By Brandon Wilhite

As widely expected by the market, on the 14th of June, the Federal Reserve increased the benchmark Federal Funds Rate by 25 basis points – the 3rd such rate hike since December 2016 and the 4th since the Fed enacted the Zero Interest Rate Policy (“ZIRP”) to stimulate the economy. June’s rate hike brings the Fed Funds Rate to a target range of 1.0% to 1.25%. Additionally, it is expected that the Fed will increase the rate 1 to 3 times during the balance of 2017.

All things constant, rising interest rates result in declining asset values, including commercial real estate assets. In reality, all things are not constant, and despite four rate hikes in the past 18 months, commercial property values have continued to rise. To understand why it is important to consider some of the other factors affecting property values such as:

  • Rate hikes by the Fed are a signal that the economy is strong, meaning that demand to lease commercial property is also strong, which translates into rising rental rates, which put upward pressure on property values.
  • The current economy is at or near “full employment,” meaning that workers have more bargaining power on their wages. Rising wages, combined with increased cost of construction materials, have resulted in soaring construction prices. In some markets, where construction prices are rising even faster than rental rates, developers are having a hard time justifying the construction risk, resulting in less supply available to absorb growing demand. Without sufficient supply to absorb demand, rental rates rise further and push values as described above.
  • Interestingly, rising interest rates may be contributing to rising property values, despite the earlier statement stating the contrary.
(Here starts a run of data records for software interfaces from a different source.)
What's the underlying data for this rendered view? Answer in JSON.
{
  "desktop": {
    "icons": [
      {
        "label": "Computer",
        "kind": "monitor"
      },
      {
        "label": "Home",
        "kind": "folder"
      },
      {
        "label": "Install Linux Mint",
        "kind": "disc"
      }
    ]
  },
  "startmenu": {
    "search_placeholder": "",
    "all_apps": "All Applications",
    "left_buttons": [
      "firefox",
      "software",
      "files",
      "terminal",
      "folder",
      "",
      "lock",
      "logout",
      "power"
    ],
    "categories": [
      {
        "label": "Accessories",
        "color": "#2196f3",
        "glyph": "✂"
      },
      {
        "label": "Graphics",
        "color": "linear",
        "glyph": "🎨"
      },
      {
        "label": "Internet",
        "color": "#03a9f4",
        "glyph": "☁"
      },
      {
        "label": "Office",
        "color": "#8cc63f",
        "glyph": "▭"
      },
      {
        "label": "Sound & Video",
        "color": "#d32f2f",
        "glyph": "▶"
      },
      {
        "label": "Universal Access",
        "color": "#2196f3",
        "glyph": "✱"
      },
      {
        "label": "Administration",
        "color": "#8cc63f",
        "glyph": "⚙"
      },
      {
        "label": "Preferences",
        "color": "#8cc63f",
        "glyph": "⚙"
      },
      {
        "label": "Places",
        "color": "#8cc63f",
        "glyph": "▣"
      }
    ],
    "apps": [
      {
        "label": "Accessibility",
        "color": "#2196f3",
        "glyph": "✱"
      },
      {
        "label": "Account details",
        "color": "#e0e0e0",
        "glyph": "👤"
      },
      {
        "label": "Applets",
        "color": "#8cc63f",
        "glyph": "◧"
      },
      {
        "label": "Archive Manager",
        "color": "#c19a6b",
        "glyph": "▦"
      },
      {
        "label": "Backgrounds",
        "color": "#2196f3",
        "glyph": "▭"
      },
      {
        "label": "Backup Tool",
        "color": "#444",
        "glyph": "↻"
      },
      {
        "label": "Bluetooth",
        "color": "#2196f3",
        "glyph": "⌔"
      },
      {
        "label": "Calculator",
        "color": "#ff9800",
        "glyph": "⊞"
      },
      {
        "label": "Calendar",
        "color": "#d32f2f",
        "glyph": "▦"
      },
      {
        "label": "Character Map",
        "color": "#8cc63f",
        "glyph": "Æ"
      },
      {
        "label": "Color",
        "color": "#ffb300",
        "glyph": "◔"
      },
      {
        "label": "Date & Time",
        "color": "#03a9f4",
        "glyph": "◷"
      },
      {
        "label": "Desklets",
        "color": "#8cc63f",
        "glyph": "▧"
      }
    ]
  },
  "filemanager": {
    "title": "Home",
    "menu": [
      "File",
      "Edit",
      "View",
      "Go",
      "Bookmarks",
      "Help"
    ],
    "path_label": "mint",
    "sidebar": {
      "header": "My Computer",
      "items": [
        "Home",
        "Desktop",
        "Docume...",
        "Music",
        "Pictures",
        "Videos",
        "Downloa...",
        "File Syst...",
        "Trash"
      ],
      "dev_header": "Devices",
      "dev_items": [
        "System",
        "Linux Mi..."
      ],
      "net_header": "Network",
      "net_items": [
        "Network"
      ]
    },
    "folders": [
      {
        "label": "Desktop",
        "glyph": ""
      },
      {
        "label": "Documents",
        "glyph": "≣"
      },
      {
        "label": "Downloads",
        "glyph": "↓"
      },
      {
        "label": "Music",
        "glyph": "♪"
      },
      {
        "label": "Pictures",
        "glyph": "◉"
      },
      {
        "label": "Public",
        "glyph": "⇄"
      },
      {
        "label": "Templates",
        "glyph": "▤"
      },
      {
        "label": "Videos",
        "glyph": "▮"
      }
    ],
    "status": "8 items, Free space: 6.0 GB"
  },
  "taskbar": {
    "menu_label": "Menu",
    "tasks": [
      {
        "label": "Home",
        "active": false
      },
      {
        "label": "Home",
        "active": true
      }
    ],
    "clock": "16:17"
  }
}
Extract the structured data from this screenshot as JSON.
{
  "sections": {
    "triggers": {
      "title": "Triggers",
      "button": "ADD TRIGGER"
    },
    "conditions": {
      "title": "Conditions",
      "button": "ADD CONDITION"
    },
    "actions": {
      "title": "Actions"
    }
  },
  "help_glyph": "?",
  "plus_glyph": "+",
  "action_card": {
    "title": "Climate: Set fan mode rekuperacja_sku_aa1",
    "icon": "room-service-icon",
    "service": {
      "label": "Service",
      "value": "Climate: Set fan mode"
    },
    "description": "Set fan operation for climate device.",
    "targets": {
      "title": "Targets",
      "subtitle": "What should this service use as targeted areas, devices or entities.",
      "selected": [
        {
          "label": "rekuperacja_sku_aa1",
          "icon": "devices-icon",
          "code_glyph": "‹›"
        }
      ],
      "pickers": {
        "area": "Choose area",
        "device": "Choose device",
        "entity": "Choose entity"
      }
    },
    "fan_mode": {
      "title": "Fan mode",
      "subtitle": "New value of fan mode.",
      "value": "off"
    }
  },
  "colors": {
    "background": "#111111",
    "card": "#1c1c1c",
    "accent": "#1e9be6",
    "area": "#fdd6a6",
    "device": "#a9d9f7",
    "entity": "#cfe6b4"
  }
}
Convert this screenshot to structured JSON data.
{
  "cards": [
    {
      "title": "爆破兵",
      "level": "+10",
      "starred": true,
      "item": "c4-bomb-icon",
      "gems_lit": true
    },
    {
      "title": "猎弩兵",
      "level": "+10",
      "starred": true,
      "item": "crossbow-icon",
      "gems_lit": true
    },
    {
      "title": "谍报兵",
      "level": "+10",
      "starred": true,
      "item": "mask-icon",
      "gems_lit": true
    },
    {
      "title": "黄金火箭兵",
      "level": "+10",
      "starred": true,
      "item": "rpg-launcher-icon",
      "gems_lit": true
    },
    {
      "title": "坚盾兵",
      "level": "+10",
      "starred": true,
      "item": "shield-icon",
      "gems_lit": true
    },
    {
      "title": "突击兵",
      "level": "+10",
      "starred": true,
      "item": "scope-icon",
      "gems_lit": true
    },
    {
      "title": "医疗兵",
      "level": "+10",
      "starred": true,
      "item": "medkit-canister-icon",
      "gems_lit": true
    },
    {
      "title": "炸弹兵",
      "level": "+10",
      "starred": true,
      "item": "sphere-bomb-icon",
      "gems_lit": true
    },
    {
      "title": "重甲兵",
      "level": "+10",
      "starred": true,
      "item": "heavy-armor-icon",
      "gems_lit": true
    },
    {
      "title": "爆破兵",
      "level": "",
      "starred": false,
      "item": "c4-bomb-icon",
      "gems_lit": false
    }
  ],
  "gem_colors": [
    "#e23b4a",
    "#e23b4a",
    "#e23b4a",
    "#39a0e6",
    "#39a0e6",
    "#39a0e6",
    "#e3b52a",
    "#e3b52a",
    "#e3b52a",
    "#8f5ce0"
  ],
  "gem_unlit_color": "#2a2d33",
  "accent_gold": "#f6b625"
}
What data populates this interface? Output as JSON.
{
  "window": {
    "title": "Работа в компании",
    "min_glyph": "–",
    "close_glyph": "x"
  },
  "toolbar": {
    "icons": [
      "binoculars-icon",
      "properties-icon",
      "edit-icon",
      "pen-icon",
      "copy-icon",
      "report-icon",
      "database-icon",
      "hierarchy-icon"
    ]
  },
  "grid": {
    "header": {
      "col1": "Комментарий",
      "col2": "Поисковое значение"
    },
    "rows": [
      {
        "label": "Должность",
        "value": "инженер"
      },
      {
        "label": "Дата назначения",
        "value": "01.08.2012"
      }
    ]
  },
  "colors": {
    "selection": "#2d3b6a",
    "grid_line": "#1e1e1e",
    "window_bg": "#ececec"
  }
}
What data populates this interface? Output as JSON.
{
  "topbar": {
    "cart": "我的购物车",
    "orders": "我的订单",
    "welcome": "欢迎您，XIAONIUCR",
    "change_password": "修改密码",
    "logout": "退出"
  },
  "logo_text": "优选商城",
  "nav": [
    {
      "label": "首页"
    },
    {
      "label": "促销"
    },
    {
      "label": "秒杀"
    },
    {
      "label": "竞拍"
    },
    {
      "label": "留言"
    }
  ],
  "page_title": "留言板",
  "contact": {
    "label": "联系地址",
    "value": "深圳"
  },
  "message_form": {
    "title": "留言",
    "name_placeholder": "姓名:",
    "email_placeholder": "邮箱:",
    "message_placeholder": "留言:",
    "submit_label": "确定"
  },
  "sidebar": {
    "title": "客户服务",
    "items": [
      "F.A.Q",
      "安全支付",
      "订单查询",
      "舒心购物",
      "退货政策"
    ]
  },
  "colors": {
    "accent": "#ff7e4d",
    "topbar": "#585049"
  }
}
Of the reduced share of proposed new construction projects, which are feasible due to rising construction costs, increased interest rates may be the deciding factor in projects that were already borderline.
  • Banking regulations put in place in response to the financial crisis of 2008 are putting constraints on banks’ balance sheets and limiting the leverage on their construction loans, thereby forcing would-be developers to either invest or raise additional equity. As deleveraging increases the cost of capital on the project, similarly to increased interest rates, some projects become no longer economically feasible.

To an extent, the factors described above are keeping the market in check and preventing overbuilding, which is common in real estate cycles. On the other hand, these factors are often suppressing good development projects which could spur economic growth. Furthermore, this constraint on development is leading to increased housing costs for renters and occupancy costs for businesses. With wage growth and inflation fairly muted so far, the market is questioning the need for further rate hikes by the Fed. Additionally, much of the business community supported President Trump in hopes that a new conservative regime would loosen the regulations on banks, which will hopefully loosen the spigot on new construction activity to accommodate the growing economy.

Metropolitan Capital Advisors has been very active in assisting our clients in obtaining attractive construction financing throughout the current cycle. In spite of a tight construction funding market, during the first half of 2017, our firm has completed over $170 million of new construction loan placements on the hotel, retail, multi-family, self-storage and residential condo projects across the United States. Contact us to benefit from our expertise. http://www.metcapital.com

The author, Brandon Wilhite, is a Senior Director in the Dallas office of Metropolitan Capital Advisors.  Brandon may be reached at bwilhite@metcapital.com or 972-267-0600.